The two things that were most important to me—my boyfriend and my band—were gone. I was a complete mess and seriously in need of help!
One late night, as I was lying alone on my bed after an evening of heavy partying, I was overcome with deep sadness and emptiness. What I felt was unlike any kind of grief I had ever experienced. In a state of utter desperation, I decided to pick up the New Testament that my brother had given me. It was a tiny blue book that I had tucked away in the drawer of my dresser. I started reading Matthew, the first book of the New Testament. What I read stunned me. It was the genealogy of Jesus. Jesus was a Jew! I knew this to be true, but I had never given it much thought. But there it was in front of me: he was related to Abraham, Isaac, and Jacob, King David and Solomon, and the list went on. I began to question: “Okay, if he’s Jewish, maybe it’s okay for me to read this…and maybe even trust it.” I kept reading. What I began to notice was that he gathered people around him regardless of their ethnicity, their position in life, or their religious background. He met with people where they were. The people he would talk to didn’t have to be religious Jews, those who observed the Torah unswervingly. No, he spoke to the “sinners,” the rejects of the world, the broken people, because they had a hunger to know the truth. They needed healing, and they needed hope. They needed to be loved in spite of their circumstances.
That was me.
That night in my apartment God’s presence was tangible.
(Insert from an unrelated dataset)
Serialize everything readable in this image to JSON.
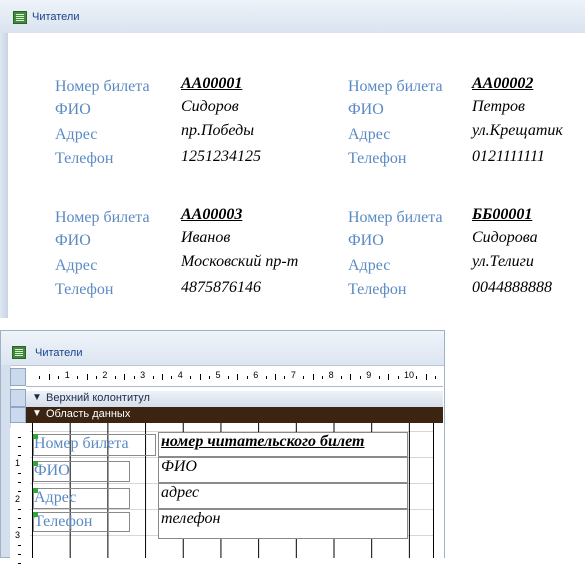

I began crying, and I couldn’t stop. At once, I was filled with joy and sorrow, joy that I felt a freedom I had never experienced before, and sorrow that I had refused to accept the truth about Jesus for so long. I wept over my years of seeking love and approval from others instead of resting in the love, acceptance, and salvation my Creator provided though His Son. I wept over seeking my own glory instead the glory of the one true God. But even through the tears, I was struggling to accept that Jesus was who I really needed. What would all this mean for me?
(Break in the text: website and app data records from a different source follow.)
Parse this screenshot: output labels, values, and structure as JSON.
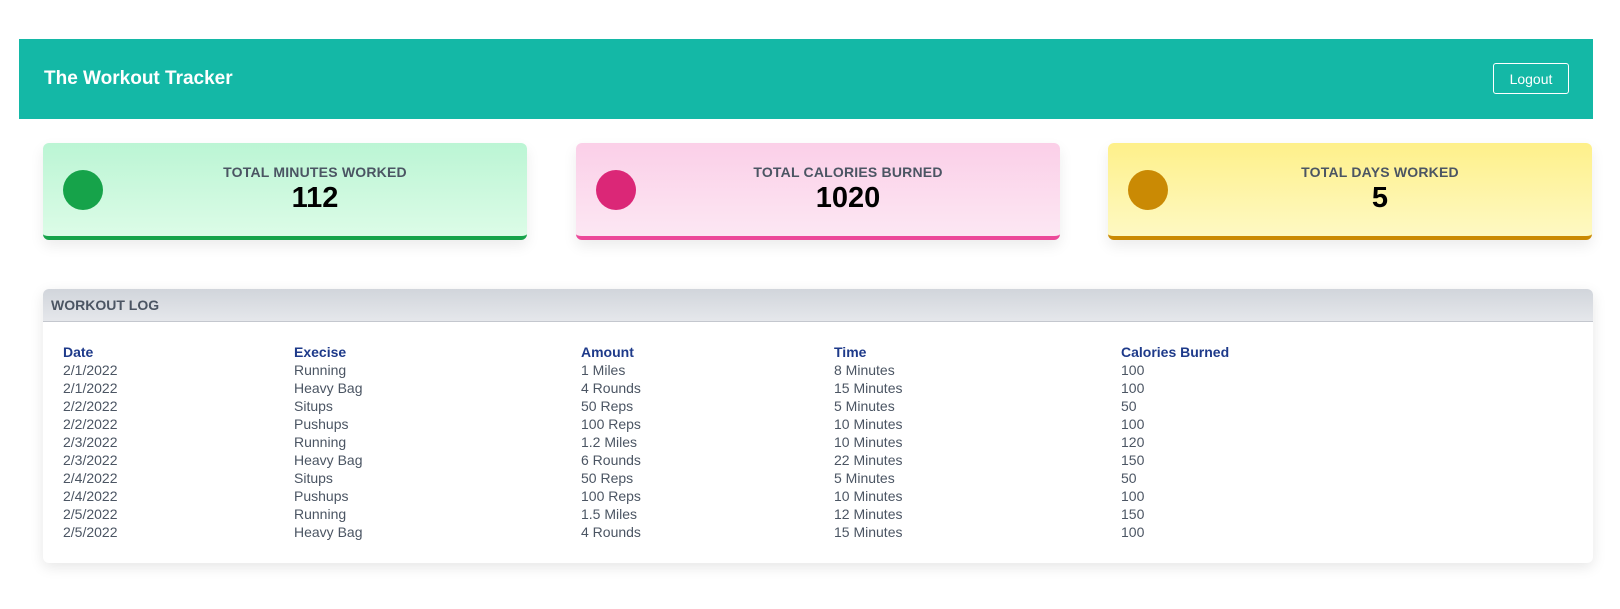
{
  "header": {
    "title": "The Workout Tracker",
    "logout_label": "Logout"
  },
  "stats": [
    {
      "label": "TOTAL MINUTES WORKED",
      "value": "112",
      "color": "#16a34a"
    },
    {
      "label": "TOTAL CALORIES BURNED",
      "value": "1020",
      "color": "#db2777"
    },
    {
      "label": "TOTAL DAYS WORKED",
      "value": "5",
      "color": "#ca8a04"
    }
  ],
  "log": {
    "title": "WORKOUT LOG",
    "columns": [
      "Date",
      "Execise",
      "Amount",
      "Time",
      "Calories Burned"
    ],
    "rows": [
      [
        "2/1/2022",
        "Running",
        "1 Miles",
        "8 Minutes",
        "100"
      ],
      [
        "2/1/2022",
        "Heavy Bag",
        "4 Rounds",
        "15 Minutes",
        "100"
      ],
      [
        "2/2/2022",
        "Situps",
        "50 Reps",
        "5 Minutes",
        "50"
      ],
      [
        "2/2/2022",
        "Pushups",
        "100 Reps",
        "10 Minutes",
        "100"
      ],
      [
        "2/3/2022",
        "Running",
        "1.2 Miles",
        "10 Minutes",
        "120"
      ],
      [
        "2/3/2022",
        "Heavy Bag",
        "6 Rounds",
        "22 Minutes",
        "150"
      ],
      [
        "2/4/2022",
        "Situps",
        "50 Reps",
        "5 Minutes",
        "50"
      ],
      [
        "2/4/2022",
        "Pushups",
        "100 Reps",
        "10 Minutes",
        "100"
      ],
      [
        "2/5/2022",
        "Running",
        "1.5 Miles",
        "12 Minutes",
        "150"
      ],
      [
        "2/5/2022",
        "Heavy Bag",
        "4 Rounds",
        "15 Minutes",
        "100"
      ]
    ]
  },
  "colors": {
    "header_bg": "#14b8a6",
    "column_header_text": "#1e3a8a"
  }
}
As I cried out for help, God began comforting and healing me. He gave me a peace that I’d never experienced before, a peace that helped me trust that I needn’t worry about my future. In a sense, He gave me a new song—which gave my life a purpose. I knew eventually I’d have to deal with the question of how this decision might affect my understanding of what it means to be Jewish, but thankfully I was aware of other Jews who believed in Jesus, and they were able to help me see that I didn’t stop being a Jew because of my new faith. Jesus never told his disciples—who all happened to be Jewish—that they would no longer be Jews. Perhaps some of their practices changed, but for the most part, they continued doing what they had always done as Jews. What did change were their hearts. For once they received Jesus as their promised Messiah, the way they lived and the way they worshiped God were revolutionized. Like me, they had been set free.